[[ Recorded information, beginning ]]
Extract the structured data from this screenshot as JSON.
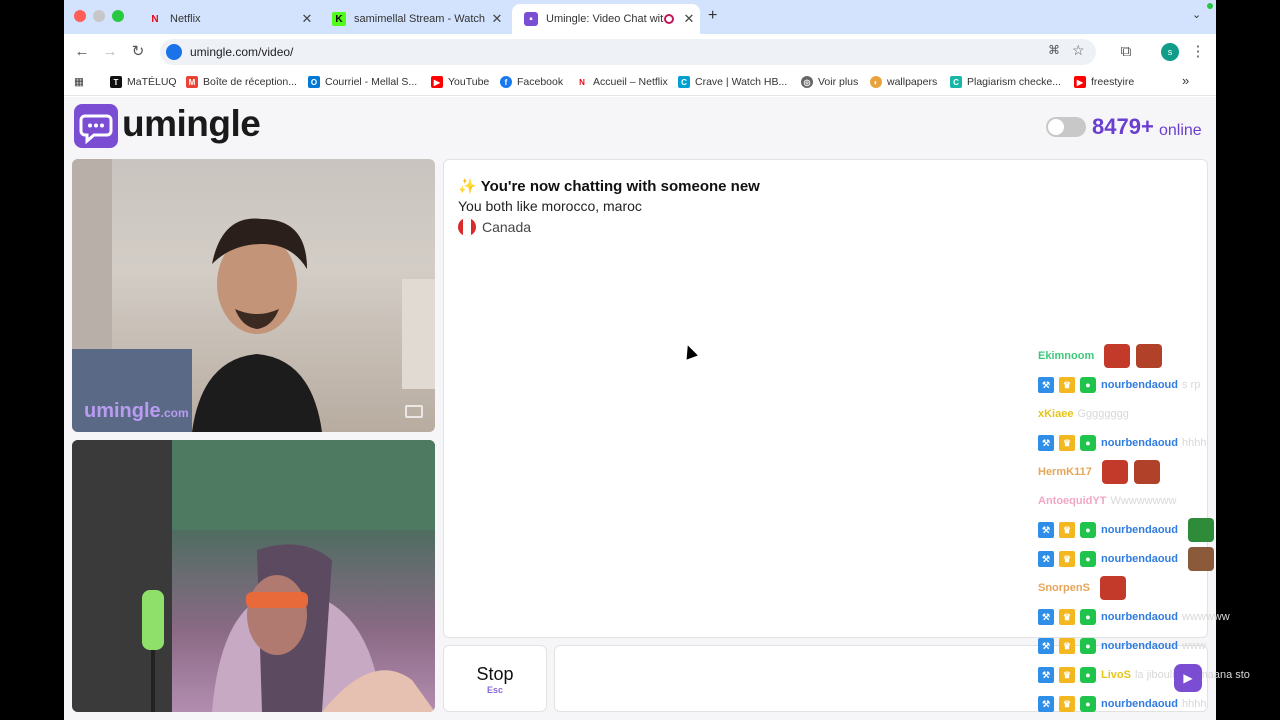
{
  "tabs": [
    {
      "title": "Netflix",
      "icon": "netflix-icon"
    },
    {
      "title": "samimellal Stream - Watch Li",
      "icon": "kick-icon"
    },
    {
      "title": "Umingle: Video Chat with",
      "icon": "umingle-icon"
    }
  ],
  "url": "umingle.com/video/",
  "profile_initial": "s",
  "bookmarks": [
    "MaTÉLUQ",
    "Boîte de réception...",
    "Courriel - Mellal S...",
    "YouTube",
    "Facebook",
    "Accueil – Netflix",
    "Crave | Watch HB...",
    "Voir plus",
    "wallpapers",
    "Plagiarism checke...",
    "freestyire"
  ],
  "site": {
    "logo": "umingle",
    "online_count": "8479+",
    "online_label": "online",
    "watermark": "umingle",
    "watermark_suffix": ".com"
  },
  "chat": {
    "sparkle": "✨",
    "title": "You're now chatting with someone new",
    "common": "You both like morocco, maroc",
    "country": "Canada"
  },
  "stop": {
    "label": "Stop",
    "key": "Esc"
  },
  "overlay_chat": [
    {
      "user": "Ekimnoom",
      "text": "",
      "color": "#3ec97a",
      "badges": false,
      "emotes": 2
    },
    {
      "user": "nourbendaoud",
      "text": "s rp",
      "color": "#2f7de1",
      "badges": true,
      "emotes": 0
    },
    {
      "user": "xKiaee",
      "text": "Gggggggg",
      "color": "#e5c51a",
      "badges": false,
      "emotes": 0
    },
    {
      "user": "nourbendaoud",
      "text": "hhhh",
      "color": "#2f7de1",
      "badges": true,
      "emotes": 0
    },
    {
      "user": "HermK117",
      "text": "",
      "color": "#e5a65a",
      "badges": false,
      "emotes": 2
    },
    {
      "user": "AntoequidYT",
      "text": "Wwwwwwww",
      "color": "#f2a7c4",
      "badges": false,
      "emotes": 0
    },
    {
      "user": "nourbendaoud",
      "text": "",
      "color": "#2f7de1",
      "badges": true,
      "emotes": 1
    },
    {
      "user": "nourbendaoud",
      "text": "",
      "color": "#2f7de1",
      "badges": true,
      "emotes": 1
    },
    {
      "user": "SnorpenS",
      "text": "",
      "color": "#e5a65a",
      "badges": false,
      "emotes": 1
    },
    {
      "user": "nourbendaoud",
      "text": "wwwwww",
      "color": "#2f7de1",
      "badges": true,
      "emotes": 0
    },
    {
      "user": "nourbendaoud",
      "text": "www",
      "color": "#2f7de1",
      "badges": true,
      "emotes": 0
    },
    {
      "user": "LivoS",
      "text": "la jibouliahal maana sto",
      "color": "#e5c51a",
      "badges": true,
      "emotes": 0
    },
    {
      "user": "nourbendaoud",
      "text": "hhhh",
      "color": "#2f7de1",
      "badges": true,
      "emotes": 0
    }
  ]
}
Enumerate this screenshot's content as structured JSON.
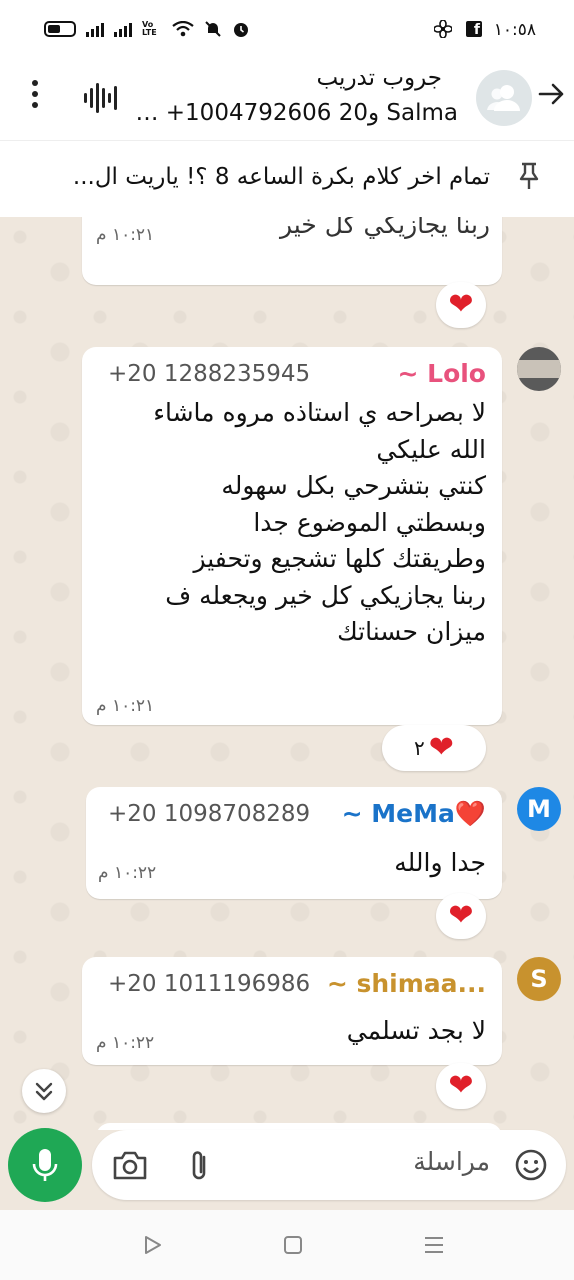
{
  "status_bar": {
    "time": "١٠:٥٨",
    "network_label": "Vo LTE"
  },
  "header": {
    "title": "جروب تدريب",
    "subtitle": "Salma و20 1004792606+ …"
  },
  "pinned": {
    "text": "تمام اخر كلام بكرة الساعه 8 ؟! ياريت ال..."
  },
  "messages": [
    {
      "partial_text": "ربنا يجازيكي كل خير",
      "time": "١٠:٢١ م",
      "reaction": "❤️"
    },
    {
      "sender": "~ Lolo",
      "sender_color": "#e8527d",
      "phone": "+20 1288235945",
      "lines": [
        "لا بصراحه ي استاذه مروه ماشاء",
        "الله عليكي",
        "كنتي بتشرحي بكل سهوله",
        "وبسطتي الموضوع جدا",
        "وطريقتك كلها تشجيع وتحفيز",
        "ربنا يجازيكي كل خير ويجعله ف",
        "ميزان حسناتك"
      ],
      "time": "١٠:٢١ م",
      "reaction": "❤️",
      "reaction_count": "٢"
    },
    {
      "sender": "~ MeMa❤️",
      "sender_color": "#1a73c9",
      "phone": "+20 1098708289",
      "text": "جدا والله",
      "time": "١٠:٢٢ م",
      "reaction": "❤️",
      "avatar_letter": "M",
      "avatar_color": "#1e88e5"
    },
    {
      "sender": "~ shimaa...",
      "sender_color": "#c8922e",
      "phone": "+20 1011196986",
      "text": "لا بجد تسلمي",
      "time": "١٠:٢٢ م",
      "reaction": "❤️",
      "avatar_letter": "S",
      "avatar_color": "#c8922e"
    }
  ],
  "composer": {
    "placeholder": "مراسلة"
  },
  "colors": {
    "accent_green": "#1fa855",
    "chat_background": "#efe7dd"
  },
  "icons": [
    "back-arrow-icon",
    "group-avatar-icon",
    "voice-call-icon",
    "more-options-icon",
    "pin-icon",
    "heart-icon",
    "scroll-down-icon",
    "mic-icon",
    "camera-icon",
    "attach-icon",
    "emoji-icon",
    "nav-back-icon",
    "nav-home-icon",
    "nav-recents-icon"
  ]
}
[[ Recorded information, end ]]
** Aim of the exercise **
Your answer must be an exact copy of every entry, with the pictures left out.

** Task response **
Extract the structured data from this screenshot as JSON.
{
  "tabs": [
    {
      "title": "Netflix",
      "icon": "netflix-icon"
    },
    {
      "title": "samimellal Stream - Watch Li",
      "icon": "kick-icon"
    },
    {
      "title": "Umingle: Video Chat with",
      "icon": "umingle-icon"
    }
  ],
  "url": "umingle.com/video/",
  "profile_initial": "s",
  "bookmarks": [
    "MaTÉLUQ",
    "Boîte de réception...",
    "Courriel - Mellal S...",
    "YouTube",
    "Facebook",
    "Accueil – Netflix",
    "Crave | Watch HB...",
    "Voir plus",
    "wallpapers",
    "Plagiarism checke...",
    "freestyire"
  ],
  "site": {
    "logo": "umingle",
    "online_count": "8479+",
    "online_label": "online",
    "watermark": "umingle",
    "watermark_suffix": ".com"
  },
  "chat": {
    "sparkle": "✨",
    "title": "You're now chatting with someone new",
    "common": "You both like morocco, maroc",
    "country": "Canada"
  },
  "stop": {
    "label": "Stop",
    "key": "Esc"
  },
  "overlay_chat": [
    {
      "user": "Ekimnoom",
      "text": "",
      "color": "#3ec97a",
      "badges": false,
      "emotes": 2
    },
    {
      "user": "nourbendaoud",
      "text": "s rp",
      "color": "#2f7de1",
      "badges": true,
      "emotes": 0
    },
    {
      "user": "xKiaee",
      "text": "Gggggggg",
      "color": "#e5c51a",
      "badges": false,
      "emotes": 0
    },
    {
      "user": "nourbendaoud",
      "text": "hhhh",
      "color": "#2f7de1",
      "badges": true,
      "emotes": 0
    },
    {
      "user": "HermK117",
      "text": "",
      "color": "#e5a65a",
      "badges": false,
      "emotes": 2
    },
    {
      "user": "AntoequidYT",
      "text": "Wwwwwwww",
      "color": "#f2a7c4",
      "badges": false,
      "emotes": 0
    },
    {
      "user": "nourbendaoud",
      "text": "",
      "color": "#2f7de1",
      "badges": true,
      "emotes": 1
    },
    {
      "user": "nourbendaoud",
      "text": "",
      "color": "#2f7de1",
      "badges": true,
      "emotes": 1
    },
    {
      "user": "SnorpenS",
      "text": "",
      "color": "#e5a65a",
      "badges": false,
      "emotes": 1
    },
    {
      "user": "nourbendaoud",
      "text": "wwwwww",
      "color": "#2f7de1",
      "badges": true,
      "emotes": 0
    },
    {
      "user": "nourbendaoud",
      "text": "www",
      "color": "#2f7de1",
      "badges": true,
      "emotes": 0
    },
    {
      "user": "LivoS",
      "text": "la jibouliahal maana sto",
      "color": "#e5c51a",
      "badges": true,
      "emotes": 0
    },
    {
      "user": "nourbendaoud",
      "text": "hhhh",
      "color": "#2f7de1",
      "badges": true,
      "emotes": 0
    }
  ]
}
Enumerate this screenshot's content as structured JSON.
{
  "status_bar": {
    "time": "١٠:٥٨",
    "network_label": "Vo LTE"
  },
  "header": {
    "title": "جروب تدريب",
    "subtitle": "Salma و20 1004792606+ …"
  },
  "pinned": {
    "text": "تمام اخر كلام بكرة الساعه 8 ؟! ياريت ال..."
  },
  "messages": [
    {
      "partial_text": "ربنا يجازيكي كل خير",
      "time": "١٠:٢١ م",
      "reaction": "❤️"
    },
    {
      "sender": "~ Lolo",
      "sender_color": "#e8527d",
      "phone": "+20 1288235945",
      "lines": [
        "لا بصراحه ي استاذه مروه ماشاء",
        "الله عليكي",
        "كنتي بتشرحي بكل سهوله",
        "وبسطتي الموضوع جدا",
        "وطريقتك كلها تشجيع وتحفيز",
        "ربنا يجازيكي كل خير ويجعله ف",
        "ميزان حسناتك"
      ],
      "time": "١٠:٢١ م",
      "reaction": "❤️",
      "reaction_count": "٢"
    },
    {
      "sender": "~ MeMa❤️",
      "sender_color": "#1a73c9",
      "phone": "+20 1098708289",
      "text": "جدا والله",
      "time": "١٠:٢٢ م",
      "reaction": "❤️",
      "avatar_letter": "M",
      "avatar_color": "#1e88e5"
    },
    {
      "sender": "~ shimaa...",
      "sender_color": "#c8922e",
      "phone": "+20 1011196986",
      "text": "لا بجد تسلمي",
      "time": "١٠:٢٢ م",
      "reaction": "❤️",
      "avatar_letter": "S",
      "avatar_color": "#c8922e"
    }
  ],
  "composer": {
    "placeholder": "مراسلة"
  },
  "colors": {
    "accent_green": "#1fa855",
    "chat_background": "#efe7dd"
  },
  "icons": [
    "back-arrow-icon",
    "group-avatar-icon",
    "voice-call-icon",
    "more-options-icon",
    "pin-icon",
    "heart-icon",
    "scroll-down-icon",
    "mic-icon",
    "camera-icon",
    "attach-icon",
    "emoji-icon",
    "nav-back-icon",
    "nav-home-icon",
    "nav-recents-icon"
  ]
}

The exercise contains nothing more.